* [Records for this exercise]:
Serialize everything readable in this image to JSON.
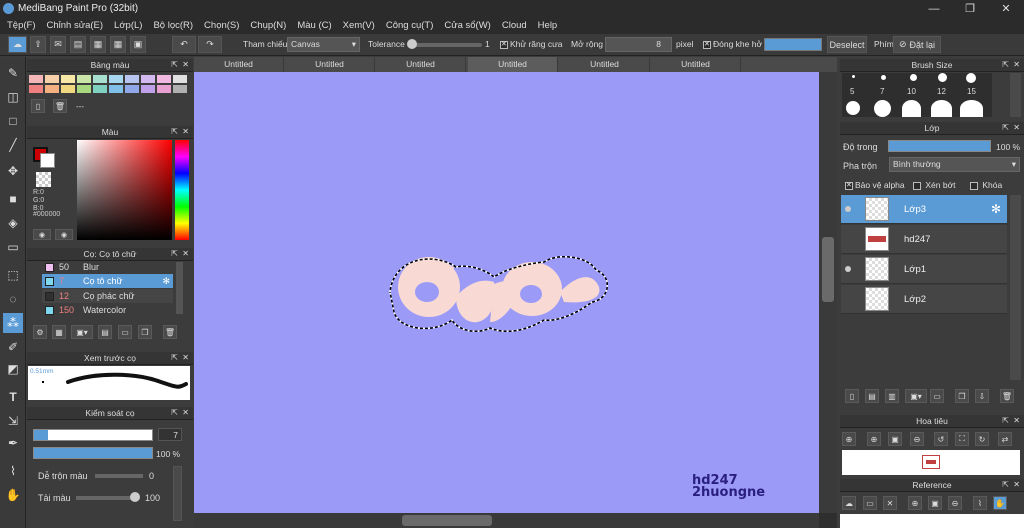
{
  "app": {
    "title": "MediBang Paint Pro (32bit)"
  },
  "window": {
    "minimize": "—",
    "maximize": "❐",
    "close": "✕"
  },
  "menu": [
    "Tệp(F)",
    "Chỉnh sửa(E)",
    "Lớp(L)",
    "Bộ lọc(R)",
    "Chọn(S)",
    "Chụp(N)",
    "Màu (C)",
    "Xem(V)",
    "Công cụ(T)",
    "Cửa sổ(W)",
    "Cloud",
    "Help"
  ],
  "toolbar": {
    "ref_label": "Tham chiếu",
    "ref_value": "Canvas",
    "tolerance_label": "Tolerance",
    "tolerance_value": "1",
    "antialias_label": "Khử răng cưa",
    "expand_label": "Mở rộng",
    "expand_value": "8",
    "pixel_label": "pixel",
    "close_gap_label": "Đóng khe hở",
    "deselect_label": "Deselect",
    "key_label": "Phím",
    "reset_label": "Đặt lại"
  },
  "tabs": [
    "Untitled",
    "Untitled",
    "Untitled",
    "Untitled",
    "Untitled",
    "Untitled"
  ],
  "palette": {
    "title": "Bảng màu",
    "name": "---",
    "swatches": [
      "#f4b6b6",
      "#f6d0a8",
      "#f7e8a8",
      "#c9e6a8",
      "#a8e0d0",
      "#a8d8f0",
      "#b8c4f0",
      "#d4b8f0",
      "#f0b8e0",
      "#e0e0e0",
      "#f08080",
      "#f4b080",
      "#f0d880",
      "#a8d880",
      "#80d0c0",
      "#80c0e8",
      "#90a8e8",
      "#c0a0e8",
      "#e8a0d0",
      "#b0b0b0"
    ]
  },
  "color": {
    "title": "Màu",
    "r": "R:0",
    "g": "G:0",
    "b": "B:0",
    "hex": "#000000",
    "main_color": "#cc0000"
  },
  "brush": {
    "title": "Cọ: Cọ tô chữ",
    "items": [
      {
        "size": "50",
        "name": "Blur",
        "color": "#f0c0f0"
      },
      {
        "size": "7",
        "name": "Cọ tô chữ",
        "color": "#80d8f0"
      },
      {
        "size": "12",
        "name": "Cọ phác chữ",
        "color": "#303030"
      },
      {
        "size": "150",
        "name": "Watercolor",
        "color": "#80d8f0"
      }
    ]
  },
  "preview": {
    "title": "Xem trước cọ",
    "size_label": "0.51mm"
  },
  "brush_control": {
    "title": "Kiểm soát cọ",
    "size_value": "7",
    "opacity_value": "100 %",
    "blend_label": "Dễ trộn màu",
    "blend_value": "0",
    "amount_label": "Tải màu",
    "amount_value": "100"
  },
  "brush_size": {
    "title": "Brush Size",
    "labels": [
      "5",
      "7",
      "10",
      "12",
      "15"
    ]
  },
  "layers": {
    "title": "Lớp",
    "opacity_label": "Độ trong",
    "opacity_value": "100 %",
    "blend_label": "Pha trộn",
    "blend_value": "Bình thường",
    "protect_alpha": "Bảo vệ alpha",
    "clipping": "Xén bớt",
    "lock": "Khóa",
    "items": [
      {
        "name": "Lớp3",
        "visible": true,
        "active": true
      },
      {
        "name": "hd247",
        "visible": false,
        "active": false
      },
      {
        "name": "Lớp1",
        "visible": true,
        "active": false
      },
      {
        "name": "Lớp2",
        "visible": false,
        "active": false
      }
    ]
  },
  "navigator": {
    "title": "Hoa tiêu"
  },
  "reference": {
    "title": "Reference"
  },
  "canvas": {
    "background": "#9b9bf7",
    "art_text": "owo",
    "watermark_line1": "hd247",
    "watermark_line2": "2huongne"
  },
  "icons": [
    "undo-icon",
    "redo-icon",
    "brush-icon",
    "eraser-icon",
    "fill-icon",
    "text-icon",
    "eyedropper-icon",
    "hand-icon",
    "gear-icon",
    "eye-icon",
    "close-icon"
  ]
}
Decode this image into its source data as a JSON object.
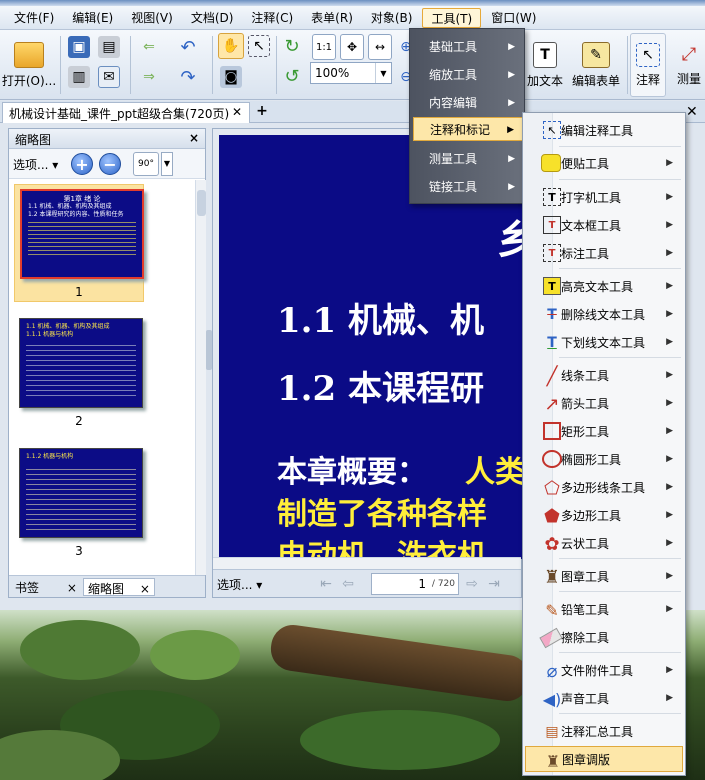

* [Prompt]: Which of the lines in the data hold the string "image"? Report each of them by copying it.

* [Result for this exercise]:
Serialize everything readable in this image to JSON.
Decode this image into its source data as a JSON object.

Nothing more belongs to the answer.